TASK DIRECTIONS: Please copy every line with the string "author" from the entries below.

MATERIAL PROVIDED:
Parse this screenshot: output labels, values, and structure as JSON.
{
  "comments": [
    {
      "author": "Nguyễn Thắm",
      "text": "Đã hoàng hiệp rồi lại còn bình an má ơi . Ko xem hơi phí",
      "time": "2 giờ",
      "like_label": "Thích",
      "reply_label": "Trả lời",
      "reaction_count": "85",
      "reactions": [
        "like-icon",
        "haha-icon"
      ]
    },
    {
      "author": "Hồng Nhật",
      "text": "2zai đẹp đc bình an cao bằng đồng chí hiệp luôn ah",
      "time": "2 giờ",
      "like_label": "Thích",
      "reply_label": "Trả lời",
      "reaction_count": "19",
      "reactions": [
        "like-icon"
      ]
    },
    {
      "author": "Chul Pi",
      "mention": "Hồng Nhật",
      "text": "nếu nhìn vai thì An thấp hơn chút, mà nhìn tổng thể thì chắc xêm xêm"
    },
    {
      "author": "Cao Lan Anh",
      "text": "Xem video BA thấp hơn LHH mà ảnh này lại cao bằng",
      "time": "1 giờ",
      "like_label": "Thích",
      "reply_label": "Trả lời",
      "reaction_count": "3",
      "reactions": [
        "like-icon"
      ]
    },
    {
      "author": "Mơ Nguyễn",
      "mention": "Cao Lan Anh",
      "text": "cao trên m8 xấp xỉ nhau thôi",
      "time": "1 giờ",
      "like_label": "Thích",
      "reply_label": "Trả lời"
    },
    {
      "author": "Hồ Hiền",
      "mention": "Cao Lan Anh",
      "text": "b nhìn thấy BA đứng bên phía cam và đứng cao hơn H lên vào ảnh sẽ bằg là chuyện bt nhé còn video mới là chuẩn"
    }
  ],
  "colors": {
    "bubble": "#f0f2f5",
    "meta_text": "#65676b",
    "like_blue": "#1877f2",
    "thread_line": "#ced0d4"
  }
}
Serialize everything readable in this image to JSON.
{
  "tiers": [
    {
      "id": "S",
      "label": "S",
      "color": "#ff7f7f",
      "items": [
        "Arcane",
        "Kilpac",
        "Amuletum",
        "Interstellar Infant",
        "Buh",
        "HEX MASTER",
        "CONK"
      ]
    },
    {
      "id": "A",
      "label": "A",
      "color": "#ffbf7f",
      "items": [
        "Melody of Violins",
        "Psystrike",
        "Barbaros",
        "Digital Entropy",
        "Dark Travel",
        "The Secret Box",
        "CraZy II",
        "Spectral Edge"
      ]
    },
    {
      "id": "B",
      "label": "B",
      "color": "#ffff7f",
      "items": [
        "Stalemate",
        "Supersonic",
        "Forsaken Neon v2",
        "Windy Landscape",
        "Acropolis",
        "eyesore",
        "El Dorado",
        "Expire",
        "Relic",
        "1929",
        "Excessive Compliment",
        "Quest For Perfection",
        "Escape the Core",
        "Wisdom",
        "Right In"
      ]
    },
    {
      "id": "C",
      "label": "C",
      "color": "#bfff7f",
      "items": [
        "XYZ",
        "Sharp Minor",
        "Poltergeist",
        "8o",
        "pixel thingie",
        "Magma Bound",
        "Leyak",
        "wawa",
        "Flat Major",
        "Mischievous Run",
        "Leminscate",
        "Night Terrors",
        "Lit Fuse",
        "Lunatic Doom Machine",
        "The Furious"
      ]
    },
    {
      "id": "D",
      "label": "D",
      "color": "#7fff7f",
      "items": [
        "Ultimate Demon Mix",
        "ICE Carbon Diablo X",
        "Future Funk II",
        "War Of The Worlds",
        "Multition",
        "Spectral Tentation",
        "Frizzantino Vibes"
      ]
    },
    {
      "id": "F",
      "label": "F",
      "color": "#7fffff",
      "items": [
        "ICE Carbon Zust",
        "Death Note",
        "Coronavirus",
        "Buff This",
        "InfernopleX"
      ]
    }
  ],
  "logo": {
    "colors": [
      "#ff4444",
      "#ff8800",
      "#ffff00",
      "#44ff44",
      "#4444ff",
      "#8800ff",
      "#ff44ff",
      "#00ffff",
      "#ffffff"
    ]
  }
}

WRITTEN ANSWER:
      "author": "Nguyễn Thắm",
      "author": "Hồng Nhật",
      "author": "Chul Pi",
      "author": "Cao Lan Anh",
      "author": "Mơ Nguyễn",
      "author": "Hồ Hiền",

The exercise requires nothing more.